Swedish military loses wartime propaganda battle

The Swedish Armed Forces have lost a battle over the ownership of one of wartime Sweden's best-known public information campaigns, in which Swedes were warned not to reveal national secrets to foreigners.

The Armed Forces had taken Beredskapsmuseet, a small museum in Helsingborg, to court after it produced merchandise featuring the famous wartime logo bearing the motto ‘En Svensk Tiger’. The army won the case in the district court, but lost in Wednesday’s appeal.

The motto became famous for its double meaning. While it can mean ‘A Swedish Tiger’, it also means ‘A Swede keeps his mouth shut’. In other words, Swedes should be careful what they tell foreigners.

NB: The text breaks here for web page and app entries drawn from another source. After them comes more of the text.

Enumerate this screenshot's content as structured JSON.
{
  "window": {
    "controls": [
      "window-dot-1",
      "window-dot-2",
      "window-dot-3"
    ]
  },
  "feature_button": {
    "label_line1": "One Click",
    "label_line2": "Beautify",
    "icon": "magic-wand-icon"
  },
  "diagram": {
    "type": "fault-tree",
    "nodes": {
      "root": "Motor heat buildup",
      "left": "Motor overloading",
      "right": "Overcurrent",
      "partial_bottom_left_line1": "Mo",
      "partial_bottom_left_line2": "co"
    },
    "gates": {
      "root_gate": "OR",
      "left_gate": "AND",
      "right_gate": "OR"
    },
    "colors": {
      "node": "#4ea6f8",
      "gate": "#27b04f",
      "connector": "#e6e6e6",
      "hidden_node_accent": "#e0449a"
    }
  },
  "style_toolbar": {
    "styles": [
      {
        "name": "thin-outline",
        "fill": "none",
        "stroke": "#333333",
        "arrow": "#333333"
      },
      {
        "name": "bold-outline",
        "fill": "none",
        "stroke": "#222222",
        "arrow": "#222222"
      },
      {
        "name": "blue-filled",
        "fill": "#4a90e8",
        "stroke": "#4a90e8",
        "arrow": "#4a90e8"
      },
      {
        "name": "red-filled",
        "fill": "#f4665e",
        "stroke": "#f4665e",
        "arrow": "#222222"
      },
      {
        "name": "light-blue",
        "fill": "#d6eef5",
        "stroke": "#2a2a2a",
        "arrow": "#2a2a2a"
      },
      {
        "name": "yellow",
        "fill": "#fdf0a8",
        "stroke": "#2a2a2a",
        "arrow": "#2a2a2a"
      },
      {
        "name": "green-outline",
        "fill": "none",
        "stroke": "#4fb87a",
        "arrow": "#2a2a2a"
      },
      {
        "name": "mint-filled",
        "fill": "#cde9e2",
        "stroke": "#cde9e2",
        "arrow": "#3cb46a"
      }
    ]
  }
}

The court decided that the military had not proven that it owned the rights to the use of the blue and yellow tiger symbol, except for the purpose of public information campaigns in wartime. Other rights reverted to designer Bertil Almqvist, the court ruled. Almqvist died in 1972, passing the rights to his daughters, who conferred them on the museum Beredskapsmuseet.

“The ruling means that the military can no longer decide how the images should be used,” said Marie Andrée, representing the museum.

“We want instead for them to be part of the cultural inheritance.”